• EXERCISE PROMPT: What lines below contain the word "author"? Please pull each one out.

• DATA SHOWN:
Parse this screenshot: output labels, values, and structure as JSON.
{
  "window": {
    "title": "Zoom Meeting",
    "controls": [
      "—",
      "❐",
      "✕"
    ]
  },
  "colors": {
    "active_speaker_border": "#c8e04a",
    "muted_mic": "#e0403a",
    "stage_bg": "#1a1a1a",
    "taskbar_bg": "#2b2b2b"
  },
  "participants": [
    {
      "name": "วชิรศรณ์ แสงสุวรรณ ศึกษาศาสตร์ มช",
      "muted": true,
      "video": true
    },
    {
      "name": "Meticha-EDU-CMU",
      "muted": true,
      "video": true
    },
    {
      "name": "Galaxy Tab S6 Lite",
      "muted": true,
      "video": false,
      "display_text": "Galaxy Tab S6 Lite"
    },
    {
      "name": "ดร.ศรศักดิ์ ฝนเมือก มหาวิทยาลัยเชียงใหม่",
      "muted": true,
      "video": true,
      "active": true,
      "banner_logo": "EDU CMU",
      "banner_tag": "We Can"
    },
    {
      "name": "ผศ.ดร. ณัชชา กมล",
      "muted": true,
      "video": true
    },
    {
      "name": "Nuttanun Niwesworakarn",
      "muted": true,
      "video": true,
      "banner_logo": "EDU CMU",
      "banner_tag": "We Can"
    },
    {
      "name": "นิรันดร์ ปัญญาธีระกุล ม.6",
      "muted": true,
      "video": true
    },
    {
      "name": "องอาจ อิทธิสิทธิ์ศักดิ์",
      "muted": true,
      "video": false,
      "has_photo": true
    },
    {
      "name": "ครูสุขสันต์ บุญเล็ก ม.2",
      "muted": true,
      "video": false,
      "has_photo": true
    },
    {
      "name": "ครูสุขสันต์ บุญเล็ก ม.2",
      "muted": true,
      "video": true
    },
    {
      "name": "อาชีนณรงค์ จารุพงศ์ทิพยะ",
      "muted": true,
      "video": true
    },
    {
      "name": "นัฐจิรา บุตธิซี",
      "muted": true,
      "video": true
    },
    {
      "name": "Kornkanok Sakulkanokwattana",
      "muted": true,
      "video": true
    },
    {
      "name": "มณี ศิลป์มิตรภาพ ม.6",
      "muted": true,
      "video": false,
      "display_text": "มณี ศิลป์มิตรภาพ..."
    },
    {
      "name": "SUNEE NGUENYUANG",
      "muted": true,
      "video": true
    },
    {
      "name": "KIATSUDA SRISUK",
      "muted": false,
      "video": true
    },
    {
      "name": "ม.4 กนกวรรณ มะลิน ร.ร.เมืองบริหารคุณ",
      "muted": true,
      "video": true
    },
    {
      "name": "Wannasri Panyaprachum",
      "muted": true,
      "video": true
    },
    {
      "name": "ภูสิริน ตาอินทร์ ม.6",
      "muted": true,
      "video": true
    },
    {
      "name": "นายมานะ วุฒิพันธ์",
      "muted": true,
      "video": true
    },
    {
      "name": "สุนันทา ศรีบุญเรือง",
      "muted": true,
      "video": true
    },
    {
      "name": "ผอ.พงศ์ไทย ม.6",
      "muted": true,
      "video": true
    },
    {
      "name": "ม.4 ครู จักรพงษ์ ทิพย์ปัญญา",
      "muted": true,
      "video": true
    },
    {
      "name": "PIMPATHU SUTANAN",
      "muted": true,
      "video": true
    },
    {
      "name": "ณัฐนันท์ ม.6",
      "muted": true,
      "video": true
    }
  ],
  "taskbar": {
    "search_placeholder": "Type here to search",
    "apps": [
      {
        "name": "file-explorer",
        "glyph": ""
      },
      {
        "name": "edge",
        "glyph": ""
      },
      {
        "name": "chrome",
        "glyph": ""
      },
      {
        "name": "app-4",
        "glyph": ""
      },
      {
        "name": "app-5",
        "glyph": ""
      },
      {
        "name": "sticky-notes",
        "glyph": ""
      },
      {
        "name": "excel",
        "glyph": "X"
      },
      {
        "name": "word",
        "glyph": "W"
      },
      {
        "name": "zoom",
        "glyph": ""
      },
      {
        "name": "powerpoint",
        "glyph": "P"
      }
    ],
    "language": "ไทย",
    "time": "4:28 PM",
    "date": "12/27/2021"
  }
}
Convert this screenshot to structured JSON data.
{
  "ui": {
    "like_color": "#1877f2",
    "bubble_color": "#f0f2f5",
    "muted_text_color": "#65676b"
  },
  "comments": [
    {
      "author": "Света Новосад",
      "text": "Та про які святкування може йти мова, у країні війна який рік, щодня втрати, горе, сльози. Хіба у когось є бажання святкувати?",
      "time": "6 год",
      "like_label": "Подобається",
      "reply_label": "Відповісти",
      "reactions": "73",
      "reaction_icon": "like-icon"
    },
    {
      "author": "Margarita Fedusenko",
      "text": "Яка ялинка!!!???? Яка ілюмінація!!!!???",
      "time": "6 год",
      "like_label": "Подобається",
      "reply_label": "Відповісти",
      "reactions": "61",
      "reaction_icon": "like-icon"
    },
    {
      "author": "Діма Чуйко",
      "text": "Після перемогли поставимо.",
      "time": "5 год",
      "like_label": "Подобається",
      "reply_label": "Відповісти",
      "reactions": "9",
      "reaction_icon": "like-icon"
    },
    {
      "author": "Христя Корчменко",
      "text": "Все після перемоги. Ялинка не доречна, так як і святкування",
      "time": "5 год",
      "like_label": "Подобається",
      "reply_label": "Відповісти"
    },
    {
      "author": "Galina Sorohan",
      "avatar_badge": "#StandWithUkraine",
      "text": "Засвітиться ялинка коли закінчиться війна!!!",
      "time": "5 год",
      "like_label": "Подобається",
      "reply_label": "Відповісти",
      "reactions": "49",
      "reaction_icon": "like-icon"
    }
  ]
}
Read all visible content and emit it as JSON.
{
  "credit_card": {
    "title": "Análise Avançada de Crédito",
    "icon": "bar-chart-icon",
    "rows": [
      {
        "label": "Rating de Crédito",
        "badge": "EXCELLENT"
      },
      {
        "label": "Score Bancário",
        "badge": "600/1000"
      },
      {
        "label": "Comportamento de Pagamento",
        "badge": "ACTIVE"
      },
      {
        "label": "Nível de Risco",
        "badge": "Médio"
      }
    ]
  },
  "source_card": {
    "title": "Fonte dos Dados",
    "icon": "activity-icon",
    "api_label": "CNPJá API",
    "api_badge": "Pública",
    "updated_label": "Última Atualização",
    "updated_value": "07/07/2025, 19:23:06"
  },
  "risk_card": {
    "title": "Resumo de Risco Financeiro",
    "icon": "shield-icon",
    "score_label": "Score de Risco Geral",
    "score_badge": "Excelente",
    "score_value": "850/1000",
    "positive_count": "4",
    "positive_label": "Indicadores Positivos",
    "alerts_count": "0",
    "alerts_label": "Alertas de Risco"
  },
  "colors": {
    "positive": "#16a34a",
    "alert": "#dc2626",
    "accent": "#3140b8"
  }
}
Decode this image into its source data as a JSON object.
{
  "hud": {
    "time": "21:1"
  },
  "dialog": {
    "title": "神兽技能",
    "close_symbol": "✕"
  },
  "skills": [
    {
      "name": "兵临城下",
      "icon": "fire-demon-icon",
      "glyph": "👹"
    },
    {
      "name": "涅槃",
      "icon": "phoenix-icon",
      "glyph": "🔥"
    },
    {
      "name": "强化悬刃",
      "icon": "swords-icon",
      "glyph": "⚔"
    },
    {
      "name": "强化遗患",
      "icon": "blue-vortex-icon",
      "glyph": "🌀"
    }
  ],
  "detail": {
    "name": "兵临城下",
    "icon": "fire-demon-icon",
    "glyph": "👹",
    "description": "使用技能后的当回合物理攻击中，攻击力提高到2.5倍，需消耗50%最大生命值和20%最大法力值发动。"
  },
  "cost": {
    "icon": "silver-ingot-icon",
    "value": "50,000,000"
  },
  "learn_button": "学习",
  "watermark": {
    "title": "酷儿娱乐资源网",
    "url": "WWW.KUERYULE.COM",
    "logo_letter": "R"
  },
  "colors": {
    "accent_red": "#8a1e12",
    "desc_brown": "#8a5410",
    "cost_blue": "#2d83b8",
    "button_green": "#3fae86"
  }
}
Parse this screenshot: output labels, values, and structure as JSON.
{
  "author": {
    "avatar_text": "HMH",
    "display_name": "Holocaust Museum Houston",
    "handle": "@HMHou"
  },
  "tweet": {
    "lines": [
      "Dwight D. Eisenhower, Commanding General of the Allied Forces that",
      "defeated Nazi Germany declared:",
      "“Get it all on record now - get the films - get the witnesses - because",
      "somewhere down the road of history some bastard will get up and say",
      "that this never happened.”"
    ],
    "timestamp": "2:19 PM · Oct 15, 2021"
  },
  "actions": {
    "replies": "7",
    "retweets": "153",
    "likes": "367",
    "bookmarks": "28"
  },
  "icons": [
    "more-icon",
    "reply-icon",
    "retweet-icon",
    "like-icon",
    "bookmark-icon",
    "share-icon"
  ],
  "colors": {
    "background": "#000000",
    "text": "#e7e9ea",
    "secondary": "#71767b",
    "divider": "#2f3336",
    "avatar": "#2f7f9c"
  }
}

• RESPONSE BELOW:
      "author": "Света Новосад",
      "author": "Margarita Fedusenko",
      "author": "Діма Чуйко",
      "author": "Христя Корчменко",
      "author": "Galina Sorohan",
  "author": {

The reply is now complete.